In Shakespeare’s time if you believed that witches were not real, then you would be thought of as crazy or that you even had potential of getting cursed yourself. Even the people who were considered to not believe in God at the time, still had some thoughts that witches could have been
There was also traditions and beliefs that many of the people had to conform to for the sake of their lives like witches and success lineages. In Shakespeare’s Macbeth, the historical lens highlights the time period woven into the play through the witchcraft, literature, and Celtic tradition
Not surprisingly, Shakespeare’s writing strongly reflected ideas about witchcraft in his time. In Macbeth, Shakespeare’s witch plans the harm she will cause another’s husband, who is a sailor on a ship (Levin 2), exemplifying the witch who is able able to cause adverse events, causing harm, or punishing others. Also, the witches attempted to use ‘image magic’, which is when a person creates a wax figure and then harms that figure, thus causing harm to the actual person (Levin 6). This idea of abstract magical power contrasted with witchcraft in the Dark Ages where power was derived more from knowledge and use of specific herbs and potions. The invention of the printing press similarly had the ironic effect of spreading belief in witches along
Shakespeare’s ability to illustrate the battle between good and evil is arguably one of his best skills as a writer. Incorporating the art of the morality play, he shows the battle of these two forces for a man’s soul. But the beauty of his writing comes to light in how he shows this process. In both Macbeth and Othello, Shakespeare portrays evil as corrupting, while the source of evil differs. The religious preferences and philosophy of the English Renaissance affected Shakespeare’s writing.
This element in the play is probably more important than the conflict of Montagues and Capulets to the course of plot. Through his characters, Shakespeare addressed the dilemma of the universal human struggle between succumbing to fate and exercising
The idea that any being can live forever has bewildered many Americans today. In many productions such as Twilight, Zombieland, and Supernatural provide our unsatisfied lives with an alternate reality. The main reasons why the supernatural theme is so intriguing is that it offers escapism, exploits our emotions, and exercises our sense of wonder. The idea of supernatural beings elevates our interest and gives birth to different perspectives on the supernatural. In Del Toro

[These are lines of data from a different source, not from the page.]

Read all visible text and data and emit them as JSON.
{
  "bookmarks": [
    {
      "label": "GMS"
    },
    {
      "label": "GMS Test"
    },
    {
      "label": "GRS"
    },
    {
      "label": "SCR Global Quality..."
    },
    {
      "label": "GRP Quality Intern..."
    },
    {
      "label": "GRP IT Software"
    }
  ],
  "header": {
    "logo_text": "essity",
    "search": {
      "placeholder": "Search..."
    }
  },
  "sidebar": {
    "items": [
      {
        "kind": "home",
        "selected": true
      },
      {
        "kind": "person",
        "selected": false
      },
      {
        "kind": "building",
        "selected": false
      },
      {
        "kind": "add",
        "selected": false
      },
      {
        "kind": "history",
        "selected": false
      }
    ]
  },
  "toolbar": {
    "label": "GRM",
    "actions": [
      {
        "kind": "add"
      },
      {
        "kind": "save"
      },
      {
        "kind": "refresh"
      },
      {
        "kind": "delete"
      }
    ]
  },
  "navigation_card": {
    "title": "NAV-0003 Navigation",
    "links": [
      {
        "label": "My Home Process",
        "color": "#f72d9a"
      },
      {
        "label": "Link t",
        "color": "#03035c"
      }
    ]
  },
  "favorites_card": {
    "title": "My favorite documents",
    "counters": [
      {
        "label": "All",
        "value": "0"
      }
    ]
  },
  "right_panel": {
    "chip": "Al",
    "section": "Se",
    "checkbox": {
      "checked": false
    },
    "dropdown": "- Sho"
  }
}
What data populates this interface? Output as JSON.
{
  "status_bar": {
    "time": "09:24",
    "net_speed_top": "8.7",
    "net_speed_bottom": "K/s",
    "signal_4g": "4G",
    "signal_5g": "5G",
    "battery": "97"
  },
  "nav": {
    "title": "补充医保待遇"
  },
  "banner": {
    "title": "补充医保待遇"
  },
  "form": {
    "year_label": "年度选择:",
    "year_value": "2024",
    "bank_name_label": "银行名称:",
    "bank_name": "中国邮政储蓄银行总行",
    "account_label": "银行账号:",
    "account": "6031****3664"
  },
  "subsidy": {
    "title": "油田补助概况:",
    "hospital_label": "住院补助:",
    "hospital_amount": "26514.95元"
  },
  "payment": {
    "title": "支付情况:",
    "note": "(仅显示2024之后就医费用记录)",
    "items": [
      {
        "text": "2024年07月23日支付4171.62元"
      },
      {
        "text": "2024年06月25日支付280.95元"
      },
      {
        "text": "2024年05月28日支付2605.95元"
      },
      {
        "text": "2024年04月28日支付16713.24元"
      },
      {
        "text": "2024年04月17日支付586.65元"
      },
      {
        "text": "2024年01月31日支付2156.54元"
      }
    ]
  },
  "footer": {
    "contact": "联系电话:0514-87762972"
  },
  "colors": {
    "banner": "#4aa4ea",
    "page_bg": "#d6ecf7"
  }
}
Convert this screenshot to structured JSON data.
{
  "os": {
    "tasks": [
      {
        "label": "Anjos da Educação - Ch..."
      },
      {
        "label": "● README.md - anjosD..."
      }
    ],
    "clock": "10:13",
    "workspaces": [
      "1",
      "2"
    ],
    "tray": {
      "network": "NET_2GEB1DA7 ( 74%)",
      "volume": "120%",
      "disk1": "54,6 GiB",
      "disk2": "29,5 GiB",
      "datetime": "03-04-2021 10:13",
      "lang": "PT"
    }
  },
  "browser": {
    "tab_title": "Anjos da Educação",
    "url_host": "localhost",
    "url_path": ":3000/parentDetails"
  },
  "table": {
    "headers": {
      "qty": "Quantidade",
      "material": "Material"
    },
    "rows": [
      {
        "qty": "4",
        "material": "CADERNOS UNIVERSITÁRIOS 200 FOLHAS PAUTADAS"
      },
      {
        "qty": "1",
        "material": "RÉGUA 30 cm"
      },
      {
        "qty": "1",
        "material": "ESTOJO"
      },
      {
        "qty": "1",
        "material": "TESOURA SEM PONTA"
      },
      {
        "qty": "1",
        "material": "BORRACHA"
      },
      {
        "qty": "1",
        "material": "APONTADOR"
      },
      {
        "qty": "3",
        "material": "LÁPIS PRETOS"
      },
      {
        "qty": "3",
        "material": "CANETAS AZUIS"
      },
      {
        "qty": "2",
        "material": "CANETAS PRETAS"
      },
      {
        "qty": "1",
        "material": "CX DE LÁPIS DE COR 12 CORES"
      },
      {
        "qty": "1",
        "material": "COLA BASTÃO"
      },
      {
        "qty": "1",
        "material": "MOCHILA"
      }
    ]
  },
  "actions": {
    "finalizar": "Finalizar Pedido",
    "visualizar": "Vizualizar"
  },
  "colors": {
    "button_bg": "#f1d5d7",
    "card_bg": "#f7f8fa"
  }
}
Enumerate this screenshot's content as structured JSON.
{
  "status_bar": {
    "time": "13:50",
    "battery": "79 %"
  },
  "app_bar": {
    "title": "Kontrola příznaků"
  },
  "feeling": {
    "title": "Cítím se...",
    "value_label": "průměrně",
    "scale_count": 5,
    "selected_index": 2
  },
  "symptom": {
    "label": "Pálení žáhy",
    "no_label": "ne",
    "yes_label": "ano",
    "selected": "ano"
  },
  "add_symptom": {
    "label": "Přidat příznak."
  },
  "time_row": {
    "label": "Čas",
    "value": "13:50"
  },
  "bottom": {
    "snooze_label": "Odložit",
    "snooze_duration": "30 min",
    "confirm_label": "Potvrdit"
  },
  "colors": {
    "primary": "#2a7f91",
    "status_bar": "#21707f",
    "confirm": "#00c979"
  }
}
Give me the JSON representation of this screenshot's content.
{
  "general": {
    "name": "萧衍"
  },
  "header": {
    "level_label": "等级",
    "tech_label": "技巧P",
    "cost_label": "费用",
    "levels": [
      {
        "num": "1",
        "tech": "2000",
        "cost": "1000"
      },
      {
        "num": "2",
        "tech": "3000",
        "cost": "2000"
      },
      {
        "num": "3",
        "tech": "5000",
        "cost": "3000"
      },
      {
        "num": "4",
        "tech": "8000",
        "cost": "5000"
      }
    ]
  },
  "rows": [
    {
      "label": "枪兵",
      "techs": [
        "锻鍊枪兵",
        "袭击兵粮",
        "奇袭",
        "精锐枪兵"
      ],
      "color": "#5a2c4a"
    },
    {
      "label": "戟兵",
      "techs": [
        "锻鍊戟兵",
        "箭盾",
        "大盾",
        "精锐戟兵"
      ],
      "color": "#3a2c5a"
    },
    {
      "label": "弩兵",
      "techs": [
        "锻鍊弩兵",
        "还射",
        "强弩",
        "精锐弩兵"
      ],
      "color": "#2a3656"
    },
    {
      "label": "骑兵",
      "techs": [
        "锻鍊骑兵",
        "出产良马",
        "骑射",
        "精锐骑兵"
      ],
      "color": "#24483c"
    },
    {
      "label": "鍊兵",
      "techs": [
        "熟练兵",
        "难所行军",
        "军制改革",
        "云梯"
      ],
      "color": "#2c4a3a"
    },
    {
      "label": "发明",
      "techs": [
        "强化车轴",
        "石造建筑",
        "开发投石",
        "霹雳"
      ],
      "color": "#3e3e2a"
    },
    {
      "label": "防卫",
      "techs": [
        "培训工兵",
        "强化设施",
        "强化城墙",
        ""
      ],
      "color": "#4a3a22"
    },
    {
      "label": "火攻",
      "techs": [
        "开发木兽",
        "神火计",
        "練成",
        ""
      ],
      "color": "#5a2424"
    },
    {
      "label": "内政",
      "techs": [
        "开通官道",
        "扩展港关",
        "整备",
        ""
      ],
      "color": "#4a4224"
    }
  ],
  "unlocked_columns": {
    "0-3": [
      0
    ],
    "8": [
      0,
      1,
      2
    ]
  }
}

Scarseth states that “Tragedy exists even among the lowly of the Earth; Even the least of us.” Scarseth is saying that even though people may believe tragedy is for the important and dramatic, it can appear without warning in every person’s life. I agree with this; daily tragedies are common to everyone. Sometimes a personal and familial tragedy could take place, for example you could lose someone close to you. There could also be a natural disaster that creates tragic destruction like a hurricane. A very recent example of this is Hurricane Harvey.
Shakespeare uses an assortment of characters and situations to highlight the confusion amid the real and the surreal, the fake and the authentic, the forged absolute. In order to explain this theme of appearance vs reality, different personas of the tragedy will be analyzed: the Witches, Duncan and Lady Macbeth.
Ana Grbić, EJ60-11 The Supernatural Elements in Shakespeare's Tragedies Shakespeare, one of the most innovative literary figures in history, not only did create new words and forge a new pathway for his literary successors, but crafted all manners of stylistic elements in order to mold his plays into the masterpieces that they are considered to be until this day. One of the most discussed and recognizable accents in his tragedies are the use of supernatural elements of varying extents and purposes. Whether it is a simple comparison to ancient Gods, the influence of witches or the appearance of a dead loved one in the form of a spirit, Shakespeare cleverly molded these elements into his plays not only for dramatic purposes but in order to shed a brighter light into the world of his colorful and complex characters. In
In 1608 Shakespeare’s mother died. Her death and the vivid memory of her kindness seem to have an impact on him which caused him to look on life with kindlier eyes. This phase was dominated by a new style of comedy with the theme of loss and reconciliation. The greatest work of this era is The Tempest, The Winter’s Tale and Cymbeline in which the characters suffers from loss and then regain what they lost at the